Search the records for lines that contain the word "hair". Copy them all.
· · · · ·
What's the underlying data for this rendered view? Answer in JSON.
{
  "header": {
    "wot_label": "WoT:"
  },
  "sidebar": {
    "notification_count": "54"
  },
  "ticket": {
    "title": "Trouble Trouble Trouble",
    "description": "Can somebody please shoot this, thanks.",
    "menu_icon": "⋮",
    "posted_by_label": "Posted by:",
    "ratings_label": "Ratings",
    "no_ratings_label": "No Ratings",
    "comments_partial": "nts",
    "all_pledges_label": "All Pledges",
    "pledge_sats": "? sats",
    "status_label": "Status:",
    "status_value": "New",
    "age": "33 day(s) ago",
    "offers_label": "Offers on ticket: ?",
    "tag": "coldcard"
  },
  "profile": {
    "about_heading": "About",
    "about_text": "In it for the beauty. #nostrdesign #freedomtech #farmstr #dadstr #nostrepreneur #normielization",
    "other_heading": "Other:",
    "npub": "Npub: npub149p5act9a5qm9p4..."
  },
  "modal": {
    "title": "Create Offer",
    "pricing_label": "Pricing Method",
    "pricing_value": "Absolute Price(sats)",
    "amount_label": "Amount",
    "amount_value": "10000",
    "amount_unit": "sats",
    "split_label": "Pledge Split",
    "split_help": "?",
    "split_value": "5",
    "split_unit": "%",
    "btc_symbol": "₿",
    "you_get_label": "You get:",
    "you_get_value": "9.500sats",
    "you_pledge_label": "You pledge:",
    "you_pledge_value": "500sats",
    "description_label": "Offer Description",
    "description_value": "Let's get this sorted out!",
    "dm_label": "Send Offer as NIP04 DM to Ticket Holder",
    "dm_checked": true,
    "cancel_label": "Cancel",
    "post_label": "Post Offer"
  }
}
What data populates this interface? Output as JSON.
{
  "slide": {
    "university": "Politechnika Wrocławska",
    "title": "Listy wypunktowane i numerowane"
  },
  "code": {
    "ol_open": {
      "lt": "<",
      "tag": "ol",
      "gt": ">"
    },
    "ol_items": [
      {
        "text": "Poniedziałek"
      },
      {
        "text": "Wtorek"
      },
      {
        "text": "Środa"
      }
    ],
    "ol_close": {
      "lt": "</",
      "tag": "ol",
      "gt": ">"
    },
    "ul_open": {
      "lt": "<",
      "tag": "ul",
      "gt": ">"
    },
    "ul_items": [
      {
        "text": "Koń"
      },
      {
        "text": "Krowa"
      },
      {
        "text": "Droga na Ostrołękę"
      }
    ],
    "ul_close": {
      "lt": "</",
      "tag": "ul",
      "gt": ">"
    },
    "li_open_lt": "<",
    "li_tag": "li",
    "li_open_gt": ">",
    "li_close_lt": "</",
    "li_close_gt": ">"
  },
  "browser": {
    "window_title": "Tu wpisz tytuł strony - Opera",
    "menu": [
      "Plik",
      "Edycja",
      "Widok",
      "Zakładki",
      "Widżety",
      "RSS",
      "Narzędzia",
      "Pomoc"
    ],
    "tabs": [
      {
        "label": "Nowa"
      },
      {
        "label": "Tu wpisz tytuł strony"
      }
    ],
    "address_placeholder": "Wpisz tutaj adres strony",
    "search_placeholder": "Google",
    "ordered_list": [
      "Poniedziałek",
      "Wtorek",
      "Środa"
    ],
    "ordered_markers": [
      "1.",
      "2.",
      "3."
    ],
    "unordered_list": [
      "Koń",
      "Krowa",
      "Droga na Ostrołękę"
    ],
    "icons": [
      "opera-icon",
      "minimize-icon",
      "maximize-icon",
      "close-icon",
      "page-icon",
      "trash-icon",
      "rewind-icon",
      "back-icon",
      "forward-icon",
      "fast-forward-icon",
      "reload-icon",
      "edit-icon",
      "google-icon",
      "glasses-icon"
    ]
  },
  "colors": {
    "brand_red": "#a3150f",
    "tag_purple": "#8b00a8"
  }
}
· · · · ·
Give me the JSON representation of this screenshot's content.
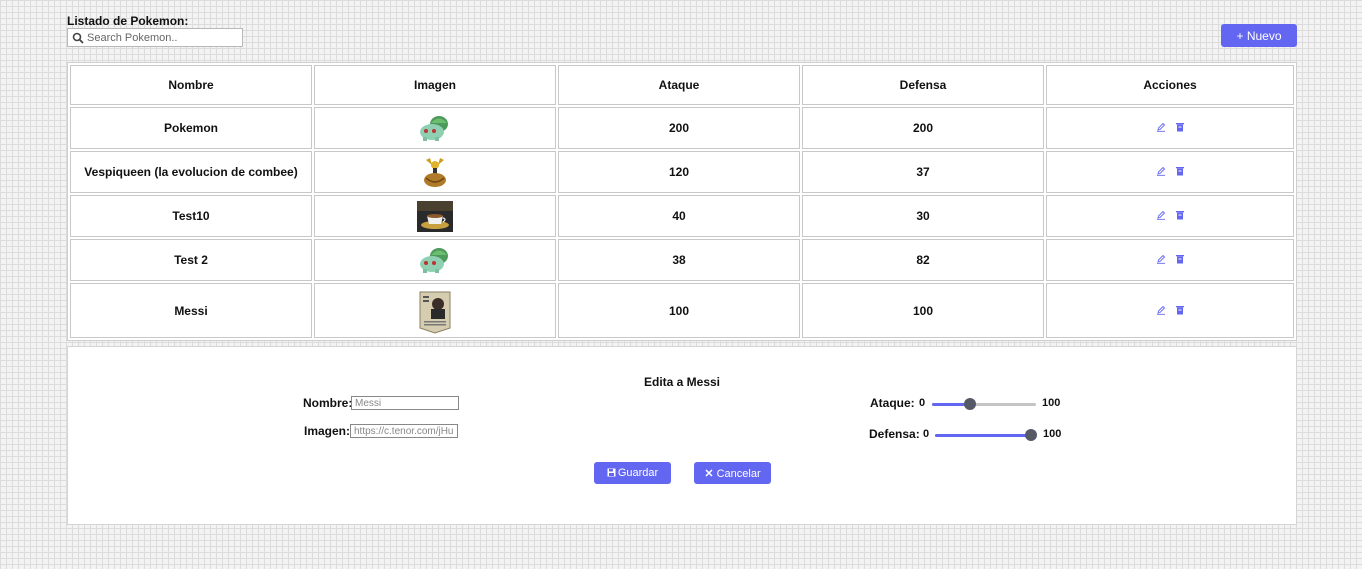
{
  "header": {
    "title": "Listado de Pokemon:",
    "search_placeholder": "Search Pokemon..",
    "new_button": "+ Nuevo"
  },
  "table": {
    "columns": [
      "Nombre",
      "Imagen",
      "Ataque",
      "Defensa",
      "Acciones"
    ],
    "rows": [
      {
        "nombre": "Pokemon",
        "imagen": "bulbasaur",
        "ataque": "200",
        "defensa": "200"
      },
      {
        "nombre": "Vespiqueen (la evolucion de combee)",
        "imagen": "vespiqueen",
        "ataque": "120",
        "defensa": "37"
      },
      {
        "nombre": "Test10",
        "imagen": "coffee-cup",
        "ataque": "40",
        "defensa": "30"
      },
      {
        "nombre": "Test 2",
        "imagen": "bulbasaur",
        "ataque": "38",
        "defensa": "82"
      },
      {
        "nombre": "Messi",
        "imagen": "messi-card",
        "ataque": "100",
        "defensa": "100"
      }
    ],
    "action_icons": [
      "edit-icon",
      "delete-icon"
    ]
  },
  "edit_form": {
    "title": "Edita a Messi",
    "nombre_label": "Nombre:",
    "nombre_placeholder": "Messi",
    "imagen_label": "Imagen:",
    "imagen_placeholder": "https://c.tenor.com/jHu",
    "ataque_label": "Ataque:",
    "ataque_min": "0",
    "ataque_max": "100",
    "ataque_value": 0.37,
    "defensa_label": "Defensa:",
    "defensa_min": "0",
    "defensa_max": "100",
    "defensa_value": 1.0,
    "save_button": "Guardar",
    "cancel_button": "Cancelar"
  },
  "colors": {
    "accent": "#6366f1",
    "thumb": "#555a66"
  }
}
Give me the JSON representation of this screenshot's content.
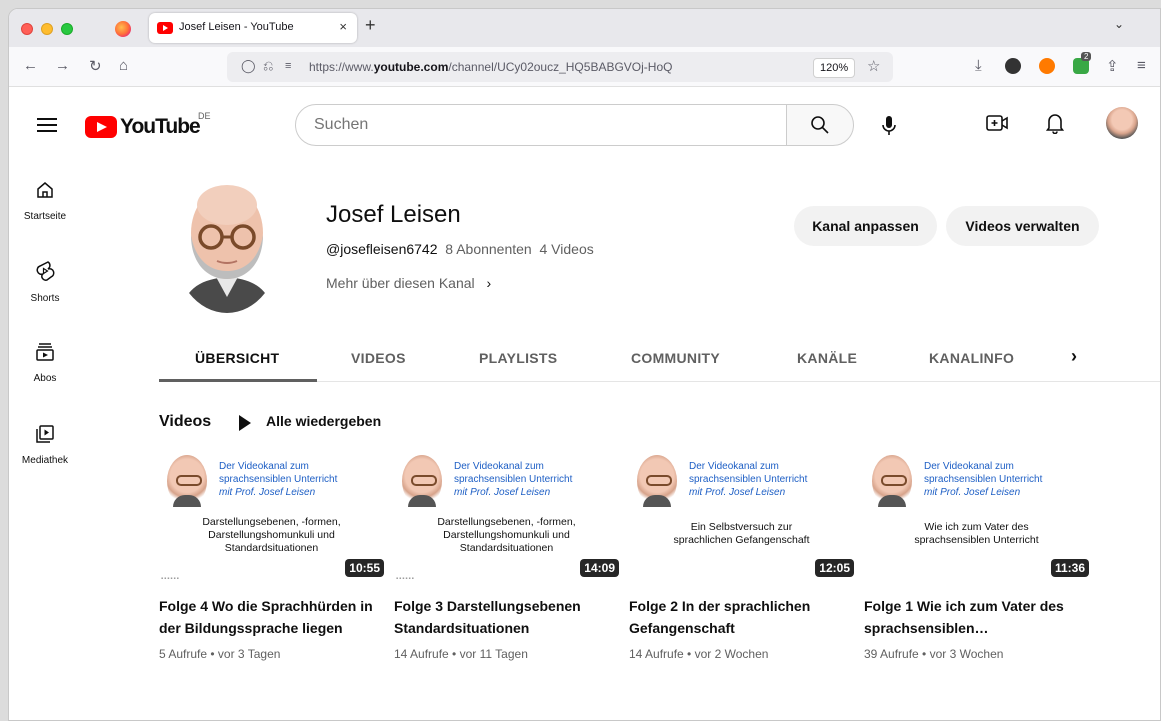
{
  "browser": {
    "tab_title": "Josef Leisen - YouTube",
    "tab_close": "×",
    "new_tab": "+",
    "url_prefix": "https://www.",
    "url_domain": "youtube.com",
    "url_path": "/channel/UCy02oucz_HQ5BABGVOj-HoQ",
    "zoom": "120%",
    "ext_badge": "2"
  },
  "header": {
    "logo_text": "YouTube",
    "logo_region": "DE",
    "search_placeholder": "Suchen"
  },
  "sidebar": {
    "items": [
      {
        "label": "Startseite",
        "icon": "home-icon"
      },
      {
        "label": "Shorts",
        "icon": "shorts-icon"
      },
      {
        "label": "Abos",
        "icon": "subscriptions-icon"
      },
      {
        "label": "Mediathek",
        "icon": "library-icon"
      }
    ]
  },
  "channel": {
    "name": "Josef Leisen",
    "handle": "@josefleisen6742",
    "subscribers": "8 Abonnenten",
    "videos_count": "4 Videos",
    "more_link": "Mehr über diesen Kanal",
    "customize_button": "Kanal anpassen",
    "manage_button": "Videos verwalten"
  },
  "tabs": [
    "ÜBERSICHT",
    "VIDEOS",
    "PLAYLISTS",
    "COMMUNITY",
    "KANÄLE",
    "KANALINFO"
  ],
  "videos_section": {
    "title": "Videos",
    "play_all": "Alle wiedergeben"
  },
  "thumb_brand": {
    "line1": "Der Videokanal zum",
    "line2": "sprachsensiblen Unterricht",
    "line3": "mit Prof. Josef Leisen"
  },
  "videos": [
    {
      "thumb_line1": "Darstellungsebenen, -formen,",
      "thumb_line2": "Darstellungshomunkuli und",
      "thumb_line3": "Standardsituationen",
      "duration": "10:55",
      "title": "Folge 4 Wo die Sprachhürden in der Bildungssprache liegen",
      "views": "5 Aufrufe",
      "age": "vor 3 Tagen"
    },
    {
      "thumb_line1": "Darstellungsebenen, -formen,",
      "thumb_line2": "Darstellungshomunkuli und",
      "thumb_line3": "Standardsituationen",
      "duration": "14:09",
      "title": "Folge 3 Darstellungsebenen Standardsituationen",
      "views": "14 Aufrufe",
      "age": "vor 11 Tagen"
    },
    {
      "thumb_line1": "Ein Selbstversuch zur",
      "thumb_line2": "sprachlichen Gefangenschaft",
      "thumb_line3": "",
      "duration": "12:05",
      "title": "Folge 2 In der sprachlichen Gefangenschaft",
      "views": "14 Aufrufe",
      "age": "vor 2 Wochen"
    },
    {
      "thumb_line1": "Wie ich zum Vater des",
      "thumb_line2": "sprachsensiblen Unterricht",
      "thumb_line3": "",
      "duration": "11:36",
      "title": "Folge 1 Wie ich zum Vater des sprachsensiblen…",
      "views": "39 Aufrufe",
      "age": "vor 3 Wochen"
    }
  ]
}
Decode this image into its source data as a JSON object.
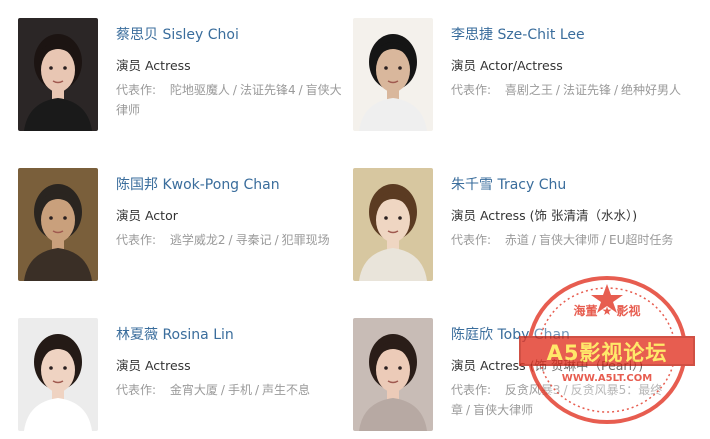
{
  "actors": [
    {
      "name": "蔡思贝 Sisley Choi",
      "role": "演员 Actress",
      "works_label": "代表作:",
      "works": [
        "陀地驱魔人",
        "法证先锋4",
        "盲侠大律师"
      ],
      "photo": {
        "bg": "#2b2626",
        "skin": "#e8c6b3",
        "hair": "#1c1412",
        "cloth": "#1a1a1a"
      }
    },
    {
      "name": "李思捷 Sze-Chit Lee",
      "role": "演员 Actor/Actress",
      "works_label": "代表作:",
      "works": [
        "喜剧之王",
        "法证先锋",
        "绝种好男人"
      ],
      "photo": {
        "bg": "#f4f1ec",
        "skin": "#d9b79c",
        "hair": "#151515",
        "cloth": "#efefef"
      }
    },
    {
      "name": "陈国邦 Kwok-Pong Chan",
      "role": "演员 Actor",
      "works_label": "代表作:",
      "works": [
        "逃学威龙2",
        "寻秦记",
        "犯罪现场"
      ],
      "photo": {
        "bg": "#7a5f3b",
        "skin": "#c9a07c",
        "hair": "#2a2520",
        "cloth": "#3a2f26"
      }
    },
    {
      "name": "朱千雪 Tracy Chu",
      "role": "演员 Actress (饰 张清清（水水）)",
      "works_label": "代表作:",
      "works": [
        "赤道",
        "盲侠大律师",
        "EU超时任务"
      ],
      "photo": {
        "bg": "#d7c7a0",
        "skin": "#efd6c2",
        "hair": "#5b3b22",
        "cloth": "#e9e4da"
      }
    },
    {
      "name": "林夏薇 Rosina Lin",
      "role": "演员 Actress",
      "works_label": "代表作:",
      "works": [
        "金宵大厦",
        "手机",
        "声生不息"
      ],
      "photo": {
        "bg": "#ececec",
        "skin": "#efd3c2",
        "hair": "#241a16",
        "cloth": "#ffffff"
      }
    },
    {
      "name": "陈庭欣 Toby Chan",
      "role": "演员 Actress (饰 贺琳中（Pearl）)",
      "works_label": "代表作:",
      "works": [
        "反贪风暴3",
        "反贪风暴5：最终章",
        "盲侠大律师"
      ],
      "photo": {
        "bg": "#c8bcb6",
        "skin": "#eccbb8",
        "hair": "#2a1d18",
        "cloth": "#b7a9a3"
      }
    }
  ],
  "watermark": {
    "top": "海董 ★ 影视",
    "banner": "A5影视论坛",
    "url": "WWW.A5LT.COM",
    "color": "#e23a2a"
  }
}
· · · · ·
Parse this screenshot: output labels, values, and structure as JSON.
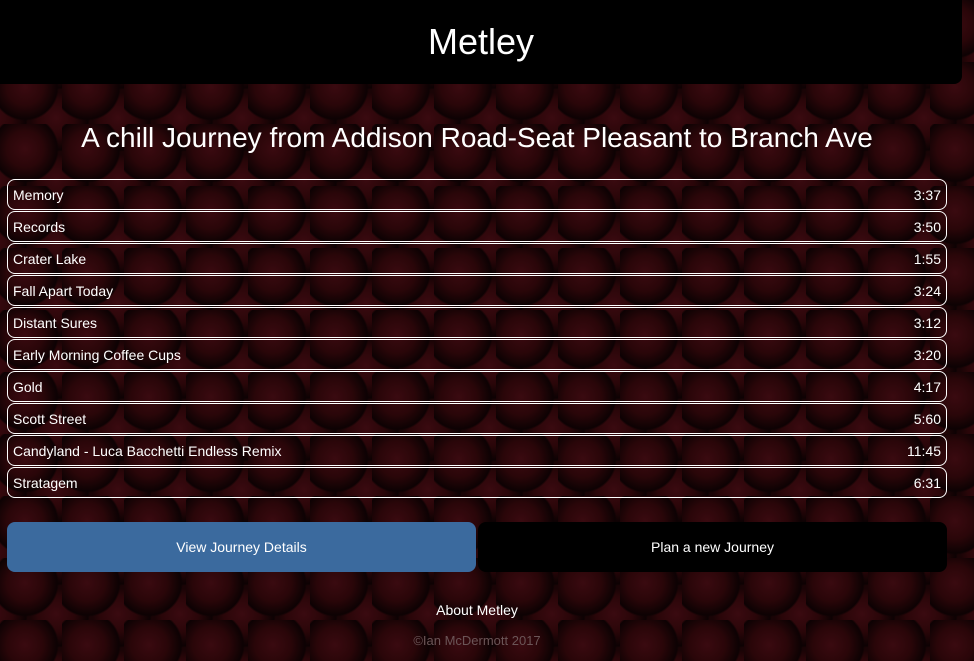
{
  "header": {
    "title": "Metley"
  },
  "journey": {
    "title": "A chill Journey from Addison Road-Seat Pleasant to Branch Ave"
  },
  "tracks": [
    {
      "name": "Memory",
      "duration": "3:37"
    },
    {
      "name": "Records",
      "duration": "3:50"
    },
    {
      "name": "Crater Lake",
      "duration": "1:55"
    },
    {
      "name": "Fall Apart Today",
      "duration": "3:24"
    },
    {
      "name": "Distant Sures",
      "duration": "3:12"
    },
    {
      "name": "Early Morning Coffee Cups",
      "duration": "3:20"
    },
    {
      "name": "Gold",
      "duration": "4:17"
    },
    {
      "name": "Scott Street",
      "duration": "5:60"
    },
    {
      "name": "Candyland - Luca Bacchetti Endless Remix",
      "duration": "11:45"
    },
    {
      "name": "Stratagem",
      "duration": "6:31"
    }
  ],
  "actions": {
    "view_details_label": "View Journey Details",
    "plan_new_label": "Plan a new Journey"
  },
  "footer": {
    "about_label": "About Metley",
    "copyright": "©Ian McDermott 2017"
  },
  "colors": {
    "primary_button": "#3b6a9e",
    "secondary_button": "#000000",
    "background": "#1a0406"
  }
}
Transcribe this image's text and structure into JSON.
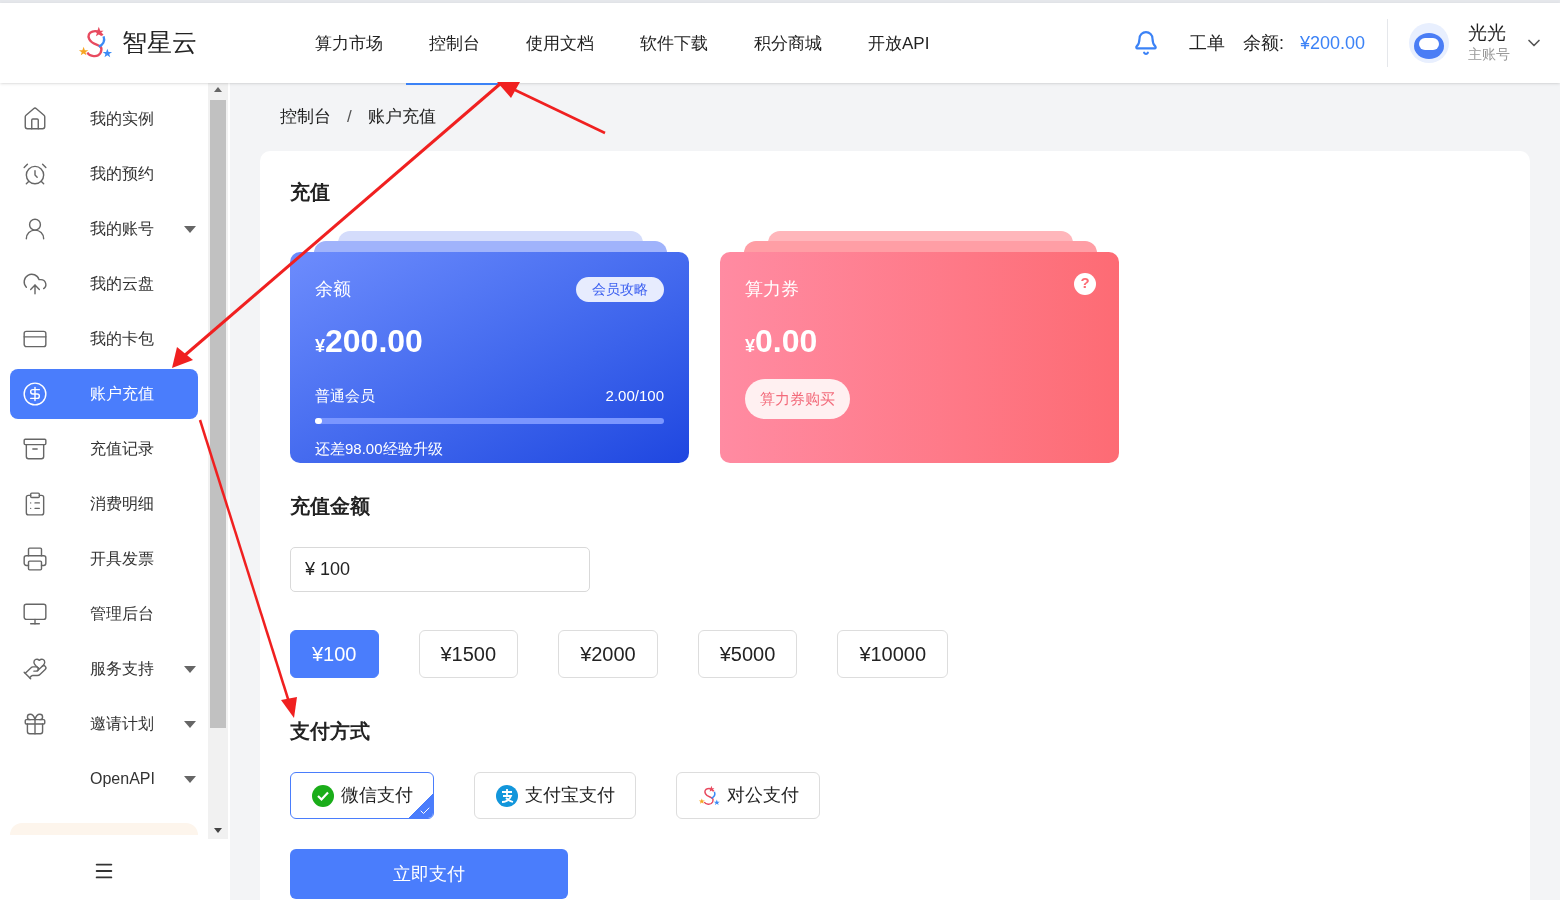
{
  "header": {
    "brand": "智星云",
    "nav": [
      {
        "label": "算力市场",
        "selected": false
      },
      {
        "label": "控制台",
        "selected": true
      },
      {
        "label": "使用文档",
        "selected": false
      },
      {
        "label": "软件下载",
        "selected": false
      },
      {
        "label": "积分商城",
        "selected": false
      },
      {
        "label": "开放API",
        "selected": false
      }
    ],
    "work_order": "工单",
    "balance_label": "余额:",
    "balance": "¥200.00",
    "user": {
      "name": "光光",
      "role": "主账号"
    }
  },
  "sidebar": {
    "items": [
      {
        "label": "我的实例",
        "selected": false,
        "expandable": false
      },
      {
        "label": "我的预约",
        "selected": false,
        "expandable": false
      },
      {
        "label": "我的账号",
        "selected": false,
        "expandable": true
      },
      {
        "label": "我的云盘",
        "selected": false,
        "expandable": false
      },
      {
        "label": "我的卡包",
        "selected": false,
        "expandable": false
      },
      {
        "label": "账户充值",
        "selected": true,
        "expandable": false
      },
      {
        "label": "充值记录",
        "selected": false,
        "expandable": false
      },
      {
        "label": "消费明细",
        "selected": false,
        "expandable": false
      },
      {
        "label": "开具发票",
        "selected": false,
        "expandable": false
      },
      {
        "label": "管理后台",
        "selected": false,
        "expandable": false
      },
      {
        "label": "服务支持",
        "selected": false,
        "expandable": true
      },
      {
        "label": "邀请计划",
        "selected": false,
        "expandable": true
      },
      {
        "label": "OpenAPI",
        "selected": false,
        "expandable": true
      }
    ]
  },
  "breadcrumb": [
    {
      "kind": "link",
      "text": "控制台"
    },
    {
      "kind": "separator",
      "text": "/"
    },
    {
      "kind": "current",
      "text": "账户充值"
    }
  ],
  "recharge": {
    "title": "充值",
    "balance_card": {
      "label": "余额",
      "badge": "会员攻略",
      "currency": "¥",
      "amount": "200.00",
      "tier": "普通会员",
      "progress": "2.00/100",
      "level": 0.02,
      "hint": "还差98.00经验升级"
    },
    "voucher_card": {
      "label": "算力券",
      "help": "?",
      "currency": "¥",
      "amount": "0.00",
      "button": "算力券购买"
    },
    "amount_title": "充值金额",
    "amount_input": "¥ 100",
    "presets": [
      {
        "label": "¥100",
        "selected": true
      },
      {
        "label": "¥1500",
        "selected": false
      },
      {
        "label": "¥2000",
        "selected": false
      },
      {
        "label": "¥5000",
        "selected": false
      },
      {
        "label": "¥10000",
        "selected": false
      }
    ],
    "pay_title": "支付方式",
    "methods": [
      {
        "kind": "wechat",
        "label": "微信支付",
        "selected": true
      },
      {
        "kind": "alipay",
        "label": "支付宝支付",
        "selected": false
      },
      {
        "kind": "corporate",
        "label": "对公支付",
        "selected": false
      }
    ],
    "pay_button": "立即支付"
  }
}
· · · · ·
- **Task result**
        "hair": "#1c1412",
        "hair": "#151515",
        "hair": "#2a2520",
        "hair": "#5b3b22",
        "hair": "#241a16",
        "hair": "#2a1d18",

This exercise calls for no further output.